GREENVILLE In 22 years, the Wagner home has never had the kind of attention or the kind of problem it had on Wednesday. The crude started spewing on Tuesday night at 11:30 p.m.
'My wife woke up with a bad odor in the house and she thought the propane tank was leaking. I got up, and I said it's not propane!' said Brad Wagner.
It was the Wagner's neighbor. The pipeline next door made itself known like never before.
'She waked outside and she could hear the oil spraying up in the air...about 40 feet,' said Wagner.
For four hours, a mist of crude oil 10 barrels in total covered nearly every inch of their property. The Wagners left for a hotel and the clean up crews came in. So did an explanation of what happened.
The pipeline is owned by Plains All American Pipeline, L.P. The line runs through Greenville starts in Oklahoma and continues to East Texas. The company says the break didn't happen on the main pipeline, but on a smaller pipe that juts out closer to the home. Crews were repairing that line Tuesday evening. The main pipeline is running as usual.
'This was approximately a one inch in diameter stainless steel line that ruptured under high pressure,' said Richard Hill with Hunt County Emergency Management.
'This is very messy but as far as the volume, it wasn't anything like what could have happened so we consider ourselves pretty lucky,' he said.
The Wagner family does too. No one was hurt. But they're taking this as a sign that it might be time to move.
'The pipeline guy just talked to me a little while ago, and he goes 'If you need anything just holler.' And I go, 'A bulldozer!,'' Brad Wagner said.

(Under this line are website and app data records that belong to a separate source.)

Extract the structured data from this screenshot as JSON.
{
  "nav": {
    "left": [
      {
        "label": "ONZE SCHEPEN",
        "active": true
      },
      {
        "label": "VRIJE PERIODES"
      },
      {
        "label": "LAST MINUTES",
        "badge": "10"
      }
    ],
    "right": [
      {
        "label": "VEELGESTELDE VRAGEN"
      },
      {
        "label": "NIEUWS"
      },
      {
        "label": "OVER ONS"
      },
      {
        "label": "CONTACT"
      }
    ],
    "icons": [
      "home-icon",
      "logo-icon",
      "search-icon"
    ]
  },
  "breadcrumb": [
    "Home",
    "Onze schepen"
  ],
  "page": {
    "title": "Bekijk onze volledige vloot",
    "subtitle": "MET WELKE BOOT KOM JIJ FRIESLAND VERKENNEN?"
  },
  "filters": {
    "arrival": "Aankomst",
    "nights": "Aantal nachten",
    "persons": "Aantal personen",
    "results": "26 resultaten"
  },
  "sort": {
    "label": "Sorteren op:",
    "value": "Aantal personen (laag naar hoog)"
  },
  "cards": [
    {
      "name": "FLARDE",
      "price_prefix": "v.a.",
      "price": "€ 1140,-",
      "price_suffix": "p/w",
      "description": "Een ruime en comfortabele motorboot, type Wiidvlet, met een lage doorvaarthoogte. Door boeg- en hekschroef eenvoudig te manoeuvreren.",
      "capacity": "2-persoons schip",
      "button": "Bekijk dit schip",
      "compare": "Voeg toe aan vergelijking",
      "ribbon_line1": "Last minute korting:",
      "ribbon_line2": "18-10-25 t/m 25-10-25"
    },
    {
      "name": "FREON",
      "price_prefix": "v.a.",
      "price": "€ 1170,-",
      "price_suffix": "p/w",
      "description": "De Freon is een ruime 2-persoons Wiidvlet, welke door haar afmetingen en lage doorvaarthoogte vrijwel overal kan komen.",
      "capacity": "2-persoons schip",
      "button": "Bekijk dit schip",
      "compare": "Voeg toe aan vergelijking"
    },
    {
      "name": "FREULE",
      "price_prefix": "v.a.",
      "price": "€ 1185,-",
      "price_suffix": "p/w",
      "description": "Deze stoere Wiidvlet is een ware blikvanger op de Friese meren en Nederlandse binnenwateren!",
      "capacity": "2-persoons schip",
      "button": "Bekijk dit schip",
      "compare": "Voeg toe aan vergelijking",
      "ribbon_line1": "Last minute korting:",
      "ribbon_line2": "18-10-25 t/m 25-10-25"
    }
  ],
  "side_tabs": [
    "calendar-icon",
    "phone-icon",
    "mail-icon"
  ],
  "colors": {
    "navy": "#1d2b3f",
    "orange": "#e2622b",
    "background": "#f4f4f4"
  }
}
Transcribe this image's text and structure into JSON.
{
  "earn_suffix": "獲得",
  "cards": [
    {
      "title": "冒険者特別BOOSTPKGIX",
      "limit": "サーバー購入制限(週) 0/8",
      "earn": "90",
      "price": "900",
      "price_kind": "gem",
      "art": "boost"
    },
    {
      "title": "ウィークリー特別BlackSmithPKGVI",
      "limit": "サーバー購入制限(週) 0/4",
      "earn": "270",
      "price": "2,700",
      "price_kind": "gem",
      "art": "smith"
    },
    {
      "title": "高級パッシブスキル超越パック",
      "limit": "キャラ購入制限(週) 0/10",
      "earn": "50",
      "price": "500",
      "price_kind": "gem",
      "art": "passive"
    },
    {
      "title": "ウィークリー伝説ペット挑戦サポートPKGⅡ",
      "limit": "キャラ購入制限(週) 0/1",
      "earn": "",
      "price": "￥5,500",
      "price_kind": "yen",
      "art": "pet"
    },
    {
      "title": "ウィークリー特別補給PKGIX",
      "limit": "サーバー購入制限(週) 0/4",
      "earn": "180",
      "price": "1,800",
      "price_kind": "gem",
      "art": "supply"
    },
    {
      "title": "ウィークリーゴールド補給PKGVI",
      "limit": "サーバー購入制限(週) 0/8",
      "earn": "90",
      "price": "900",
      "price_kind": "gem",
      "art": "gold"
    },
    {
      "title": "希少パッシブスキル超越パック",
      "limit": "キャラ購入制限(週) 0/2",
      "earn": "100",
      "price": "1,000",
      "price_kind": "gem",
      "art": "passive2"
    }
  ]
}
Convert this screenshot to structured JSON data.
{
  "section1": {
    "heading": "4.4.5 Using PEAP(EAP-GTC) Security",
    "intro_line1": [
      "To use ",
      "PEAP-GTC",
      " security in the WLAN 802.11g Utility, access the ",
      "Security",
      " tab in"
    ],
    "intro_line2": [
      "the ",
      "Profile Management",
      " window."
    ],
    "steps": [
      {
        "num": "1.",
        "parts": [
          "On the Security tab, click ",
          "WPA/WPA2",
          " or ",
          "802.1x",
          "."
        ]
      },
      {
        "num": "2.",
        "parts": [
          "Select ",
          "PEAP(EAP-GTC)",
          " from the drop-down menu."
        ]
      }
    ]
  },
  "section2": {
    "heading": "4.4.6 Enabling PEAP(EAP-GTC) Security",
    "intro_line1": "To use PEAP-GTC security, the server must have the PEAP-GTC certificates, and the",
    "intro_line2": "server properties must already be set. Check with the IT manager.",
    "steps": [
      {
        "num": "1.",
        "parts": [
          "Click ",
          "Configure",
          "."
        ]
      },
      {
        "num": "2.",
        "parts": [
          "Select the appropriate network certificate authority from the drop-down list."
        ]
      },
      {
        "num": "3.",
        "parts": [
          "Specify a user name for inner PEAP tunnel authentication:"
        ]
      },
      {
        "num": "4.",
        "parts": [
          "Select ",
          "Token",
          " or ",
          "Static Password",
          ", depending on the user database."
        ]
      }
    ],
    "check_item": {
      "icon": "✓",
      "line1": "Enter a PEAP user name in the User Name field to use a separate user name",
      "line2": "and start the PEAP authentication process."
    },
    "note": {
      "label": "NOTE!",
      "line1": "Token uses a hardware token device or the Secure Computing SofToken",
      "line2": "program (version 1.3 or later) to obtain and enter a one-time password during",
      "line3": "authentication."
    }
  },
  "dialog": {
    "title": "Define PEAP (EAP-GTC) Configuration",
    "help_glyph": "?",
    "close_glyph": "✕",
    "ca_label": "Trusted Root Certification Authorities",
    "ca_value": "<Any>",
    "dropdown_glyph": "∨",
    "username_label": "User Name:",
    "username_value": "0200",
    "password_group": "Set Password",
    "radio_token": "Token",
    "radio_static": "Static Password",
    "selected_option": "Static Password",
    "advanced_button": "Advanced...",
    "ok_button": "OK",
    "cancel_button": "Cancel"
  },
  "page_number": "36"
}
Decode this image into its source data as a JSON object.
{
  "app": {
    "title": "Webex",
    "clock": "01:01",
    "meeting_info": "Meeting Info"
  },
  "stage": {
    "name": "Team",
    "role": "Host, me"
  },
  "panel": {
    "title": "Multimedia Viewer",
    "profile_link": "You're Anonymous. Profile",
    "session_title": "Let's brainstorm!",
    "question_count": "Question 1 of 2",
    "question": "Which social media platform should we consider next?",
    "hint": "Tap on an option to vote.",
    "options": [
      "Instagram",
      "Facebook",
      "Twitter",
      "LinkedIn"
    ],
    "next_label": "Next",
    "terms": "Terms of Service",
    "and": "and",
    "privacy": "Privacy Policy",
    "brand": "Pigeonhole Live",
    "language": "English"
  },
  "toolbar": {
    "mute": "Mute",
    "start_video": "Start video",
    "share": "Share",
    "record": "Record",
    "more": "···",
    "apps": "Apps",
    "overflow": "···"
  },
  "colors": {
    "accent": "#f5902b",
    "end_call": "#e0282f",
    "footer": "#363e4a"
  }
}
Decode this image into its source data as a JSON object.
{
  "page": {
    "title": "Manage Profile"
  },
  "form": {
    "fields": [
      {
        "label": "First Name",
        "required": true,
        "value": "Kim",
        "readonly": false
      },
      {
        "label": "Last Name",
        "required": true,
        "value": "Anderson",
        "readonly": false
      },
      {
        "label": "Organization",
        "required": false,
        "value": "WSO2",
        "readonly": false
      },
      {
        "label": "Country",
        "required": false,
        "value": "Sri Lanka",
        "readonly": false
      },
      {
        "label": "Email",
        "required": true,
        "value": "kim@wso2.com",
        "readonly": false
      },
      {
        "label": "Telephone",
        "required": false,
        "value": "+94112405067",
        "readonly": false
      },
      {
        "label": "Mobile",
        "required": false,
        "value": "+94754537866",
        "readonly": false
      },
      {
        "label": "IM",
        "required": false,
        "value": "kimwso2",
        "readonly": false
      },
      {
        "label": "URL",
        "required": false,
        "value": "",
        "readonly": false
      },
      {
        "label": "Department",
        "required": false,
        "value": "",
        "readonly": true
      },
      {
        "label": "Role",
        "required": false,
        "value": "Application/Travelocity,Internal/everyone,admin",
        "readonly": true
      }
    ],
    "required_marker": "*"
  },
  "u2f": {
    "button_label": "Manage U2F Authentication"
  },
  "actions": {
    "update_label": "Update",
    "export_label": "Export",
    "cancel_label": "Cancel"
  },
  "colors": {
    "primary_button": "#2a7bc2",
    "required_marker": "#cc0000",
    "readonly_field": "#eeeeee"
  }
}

The Wagners will be staying at a hotel as teams continue to clean their property, and as they decide whether to stay or relocate.